### What is expected
Pictures in the records below are skipped; the rest is copied exactly.

### Record extracts

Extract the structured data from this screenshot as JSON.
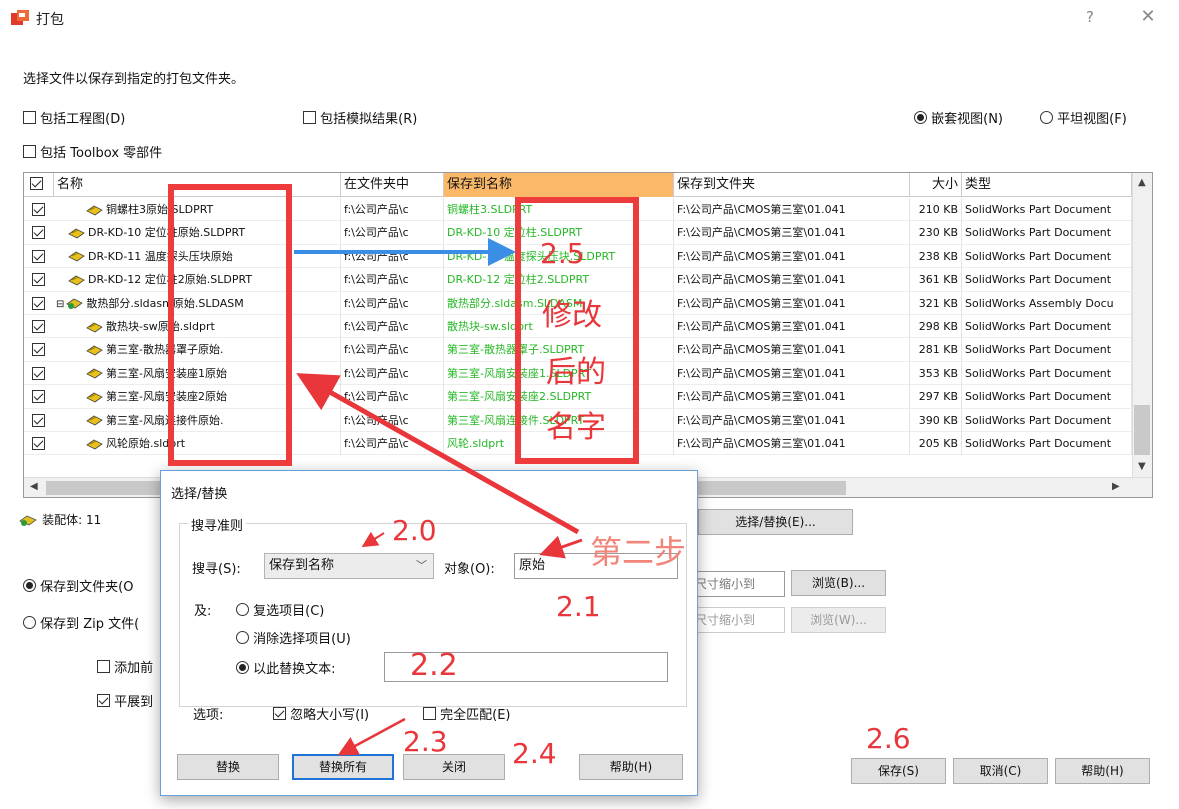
{
  "window": {
    "title": "打包",
    "help_glyph": "?",
    "close_glyph": "✕"
  },
  "instruction": "选择文件以保存到指定的打包文件夹。",
  "options": {
    "include_drawings": "包括工程图(D)",
    "include_simulation": "包括模拟结果(R)",
    "include_toolbox": "包括 Toolbox 零部件",
    "nested_view": "嵌套视图(N)",
    "flat_view": "平坦视图(F)"
  },
  "table": {
    "headers": [
      "名称",
      "在文件夹中",
      "保存到名称",
      "保存到文件夹",
      "大小",
      "类型"
    ],
    "rows": [
      {
        "name": "铜螺柱3原始.SLDPRT",
        "folder": "f:\\公司产品\\c",
        "save_name": "铜螺柱3.SLDPRT",
        "save_folder": "F:\\公司产品\\CMOS第三室\\01.041",
        "size": "210 KB",
        "type": "SolidWorks Part Document",
        "indent": 2,
        "icon": "part"
      },
      {
        "name": "DR-KD-10 定位柱原始.SLDPRT",
        "folder": "f:\\公司产品\\c",
        "save_name": "DR-KD-10 定位柱.SLDPRT",
        "save_folder": "F:\\公司产品\\CMOS第三室\\01.041",
        "size": "230 KB",
        "type": "SolidWorks Part Document",
        "indent": 1,
        "icon": "part"
      },
      {
        "name": "DR-KD-11 温度探头压块原始",
        "folder": "f:\\公司产品\\c",
        "save_name": "DR-KD-11 温度探头压块.SLDPRT",
        "save_folder": "F:\\公司产品\\CMOS第三室\\01.041",
        "size": "238 KB",
        "type": "SolidWorks Part Document",
        "indent": 1,
        "icon": "part"
      },
      {
        "name": "DR-KD-12 定位柱2原始.SLDPRT",
        "folder": "f:\\公司产品\\c",
        "save_name": "DR-KD-12 定位柱2.SLDPRT",
        "save_folder": "F:\\公司产品\\CMOS第三室\\01.041",
        "size": "361 KB",
        "type": "SolidWorks Part Document",
        "indent": 1,
        "icon": "part"
      },
      {
        "name": "散热部分.sldasm原始.SLDASM",
        "folder": "f:\\公司产品\\c",
        "save_name": "散热部分.sldasm.SLDASM",
        "save_folder": "F:\\公司产品\\CMOS第三室\\01.041",
        "size": "321 KB",
        "type": "SolidWorks Assembly Docu",
        "indent": 1,
        "icon": "asm",
        "expander": "⊟"
      },
      {
        "name": "散热块-sw原始.sldprt",
        "folder": "f:\\公司产品\\c",
        "save_name": "散热块-sw.sldprt",
        "save_folder": "F:\\公司产品\\CMOS第三室\\01.041",
        "size": "298 KB",
        "type": "SolidWorks Part Document",
        "indent": 2,
        "icon": "part"
      },
      {
        "name": "第三室-散热器罩子原始.",
        "folder": "f:\\公司产品\\c",
        "save_name": "第三室-散热器罩子.SLDPRT",
        "save_folder": "F:\\公司产品\\CMOS第三室\\01.041",
        "size": "281 KB",
        "type": "SolidWorks Part Document",
        "indent": 2,
        "icon": "part"
      },
      {
        "name": "第三室-风扇安装座1原始",
        "folder": "f:\\公司产品\\c",
        "save_name": "第三室-风扇安装座1.SLDPRT",
        "save_folder": "F:\\公司产品\\CMOS第三室\\01.041",
        "size": "353 KB",
        "type": "SolidWorks Part Document",
        "indent": 2,
        "icon": "part"
      },
      {
        "name": "第三室-风扇安装座2原始",
        "folder": "f:\\公司产品\\c",
        "save_name": "第三室-风扇安装座2.SLDPRT",
        "save_folder": "F:\\公司产品\\CMOS第三室\\01.041",
        "size": "297 KB",
        "type": "SolidWorks Part Document",
        "indent": 2,
        "icon": "part"
      },
      {
        "name": "第三室-风扇连接件原始.",
        "folder": "f:\\公司产品\\c",
        "save_name": "第三室-风扇连接件.SLDPRT",
        "save_folder": "F:\\公司产品\\CMOS第三室\\01.041",
        "size": "390 KB",
        "type": "SolidWorks Part Document",
        "indent": 2,
        "icon": "part"
      },
      {
        "name": "风轮原始.sldprt",
        "folder": "f:\\公司产品\\c",
        "save_name": "风轮.sldprt",
        "save_folder": "F:\\公司产品\\CMOS第三室\\01.041",
        "size": "205 KB",
        "type": "SolidWorks Part Document",
        "indent": 2,
        "icon": "part"
      }
    ]
  },
  "summary": {
    "assemblies": "装配体: 11"
  },
  "bottom": {
    "select_replace": "选择/替换(E)...",
    "save_to_folder": "保存到文件夹(O",
    "save_to_zip": "保存到 Zip 文件(",
    "add_prefix": "添加前",
    "flatten": "平展到",
    "path1_value": "尺寸缩小到",
    "path2_value": "尺寸缩小到",
    "browse1": "浏览(B)...",
    "browse2": "浏览(W)...",
    "save": "保存(S)",
    "cancel": "取消(C)",
    "help": "帮助(H)"
  },
  "dialog": {
    "title": "选择/替换",
    "group_title": "搜寻准则",
    "search_label": "搜寻(S):",
    "search_value": "保存到名称",
    "object_label": "对象(O):",
    "object_value": "原始",
    "and_label": "及:",
    "opt_check": "复选项目(C)",
    "opt_uncheck": "消除选择项目(U)",
    "opt_replace": "以此替换文本:",
    "replace_value": "",
    "options_label": "选项:",
    "ignore_case": "忽略大小写(I)",
    "whole_match": "完全匹配(E)",
    "btn_replace": "替换",
    "btn_replace_all": "替换所有",
    "btn_close": "关闭",
    "btn_help": "帮助(H)"
  },
  "annotations": {
    "a20": "2.0",
    "a21": "2.1",
    "a22": "2.2",
    "a23": "2.3",
    "a24": "2.4",
    "a25": "2.5",
    "a26": "2.6",
    "modified_1": "修改",
    "modified_2": "后的",
    "modified_3": "名字",
    "step2": "第二步"
  },
  "colors": {
    "accent": "#1e74d6",
    "highlight_header": "#fbb868",
    "annotation_red": "#e8363a",
    "green_text": "#26b826",
    "arrow_blue": "#3a8ee6"
  }
}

### Solution for this task
Extract the structured data from this screenshot as JSON.
{
  "window": {
    "title": "打包",
    "help_glyph": "?",
    "close_glyph": "✕"
  },
  "instruction": "选择文件以保存到指定的打包文件夹。",
  "options": {
    "include_drawings": "包括工程图(D)",
    "include_simulation": "包括模拟结果(R)",
    "include_toolbox": "包括 Toolbox 零部件",
    "nested_view": "嵌套视图(N)",
    "flat_view": "平坦视图(F)"
  },
  "table": {
    "headers": [
      "名称",
      "在文件夹中",
      "保存到名称",
      "保存到文件夹",
      "大小",
      "类型"
    ],
    "rows": [
      {
        "name": "铜螺柱3原始.SLDPRT",
        "folder": "f:\\公司产品\\c",
        "save_name": "铜螺柱3.SLDPRT",
        "save_folder": "F:\\公司产品\\CMOS第三室\\01.041",
        "size": "210 KB",
        "type": "SolidWorks Part Document",
        "indent": 2,
        "icon": "part"
      },
      {
        "name": "DR-KD-10 定位柱原始.SLDPRT",
        "folder": "f:\\公司产品\\c",
        "save_name": "DR-KD-10 定位柱.SLDPRT",
        "save_folder": "F:\\公司产品\\CMOS第三室\\01.041",
        "size": "230 KB",
        "type": "SolidWorks Part Document",
        "indent": 1,
        "icon": "part"
      },
      {
        "name": "DR-KD-11 温度探头压块原始",
        "folder": "f:\\公司产品\\c",
        "save_name": "DR-KD-11 温度探头压块.SLDPRT",
        "save_folder": "F:\\公司产品\\CMOS第三室\\01.041",
        "size": "238 KB",
        "type": "SolidWorks Part Document",
        "indent": 1,
        "icon": "part"
      },
      {
        "name": "DR-KD-12 定位柱2原始.SLDPRT",
        "folder": "f:\\公司产品\\c",
        "save_name": "DR-KD-12 定位柱2.SLDPRT",
        "save_folder": "F:\\公司产品\\CMOS第三室\\01.041",
        "size": "361 KB",
        "type": "SolidWorks Part Document",
        "indent": 1,
        "icon": "part"
      },
      {
        "name": "散热部分.sldasm原始.SLDASM",
        "folder": "f:\\公司产品\\c",
        "save_name": "散热部分.sldasm.SLDASM",
        "save_folder": "F:\\公司产品\\CMOS第三室\\01.041",
        "size": "321 KB",
        "type": "SolidWorks Assembly Docu",
        "indent": 1,
        "icon": "asm",
        "expander": "⊟"
      },
      {
        "name": "散热块-sw原始.sldprt",
        "folder": "f:\\公司产品\\c",
        "save_name": "散热块-sw.sldprt",
        "save_folder": "F:\\公司产品\\CMOS第三室\\01.041",
        "size": "298 KB",
        "type": "SolidWorks Part Document",
        "indent": 2,
        "icon": "part"
      },
      {
        "name": "第三室-散热器罩子原始.",
        "folder": "f:\\公司产品\\c",
        "save_name": "第三室-散热器罩子.SLDPRT",
        "save_folder": "F:\\公司产品\\CMOS第三室\\01.041",
        "size": "281 KB",
        "type": "SolidWorks Part Document",
        "indent": 2,
        "icon": "part"
      },
      {
        "name": "第三室-风扇安装座1原始",
        "folder": "f:\\公司产品\\c",
        "save_name": "第三室-风扇安装座1.SLDPRT",
        "save_folder": "F:\\公司产品\\CMOS第三室\\01.041",
        "size": "353 KB",
        "type": "SolidWorks Part Document",
        "indent": 2,
        "icon": "part"
      },
      {
        "name": "第三室-风扇安装座2原始",
        "folder": "f:\\公司产品\\c",
        "save_name": "第三室-风扇安装座2.SLDPRT",
        "save_folder": "F:\\公司产品\\CMOS第三室\\01.041",
        "size": "297 KB",
        "type": "SolidWorks Part Document",
        "indent": 2,
        "icon": "part"
      },
      {
        "name": "第三室-风扇连接件原始.",
        "folder": "f:\\公司产品\\c",
        "save_name": "第三室-风扇连接件.SLDPRT",
        "save_folder": "F:\\公司产品\\CMOS第三室\\01.041",
        "size": "390 KB",
        "type": "SolidWorks Part Document",
        "indent": 2,
        "icon": "part"
      },
      {
        "name": "风轮原始.sldprt",
        "folder": "f:\\公司产品\\c",
        "save_name": "风轮.sldprt",
        "save_folder": "F:\\公司产品\\CMOS第三室\\01.041",
        "size": "205 KB",
        "type": "SolidWorks Part Document",
        "indent": 2,
        "icon": "part"
      }
    ]
  },
  "summary": {
    "assemblies": "装配体: 11"
  },
  "bottom": {
    "select_replace": "选择/替换(E)...",
    "save_to_folder": "保存到文件夹(O",
    "save_to_zip": "保存到 Zip 文件(",
    "add_prefix": "添加前",
    "flatten": "平展到",
    "path1_value": "尺寸缩小到",
    "path2_value": "尺寸缩小到",
    "browse1": "浏览(B)...",
    "browse2": "浏览(W)...",
    "save": "保存(S)",
    "cancel": "取消(C)",
    "help": "帮助(H)"
  },
  "dialog": {
    "title": "选择/替换",
    "group_title": "搜寻准则",
    "search_label": "搜寻(S):",
    "search_value": "保存到名称",
    "object_label": "对象(O):",
    "object_value": "原始",
    "and_label": "及:",
    "opt_check": "复选项目(C)",
    "opt_uncheck": "消除选择项目(U)",
    "opt_replace": "以此替换文本:",
    "replace_value": "",
    "options_label": "选项:",
    "ignore_case": "忽略大小写(I)",
    "whole_match": "完全匹配(E)",
    "btn_replace": "替换",
    "btn_replace_all": "替换所有",
    "btn_close": "关闭",
    "btn_help": "帮助(H)"
  },
  "annotations": {
    "a20": "2.0",
    "a21": "2.1",
    "a22": "2.2",
    "a23": "2.3",
    "a24": "2.4",
    "a25": "2.5",
    "a26": "2.6",
    "modified_1": "修改",
    "modified_2": "后的",
    "modified_3": "名字",
    "step2": "第二步"
  },
  "colors": {
    "accent": "#1e74d6",
    "highlight_header": "#fbb868",
    "annotation_red": "#e8363a",
    "green_text": "#26b826",
    "arrow_blue": "#3a8ee6"
  }
}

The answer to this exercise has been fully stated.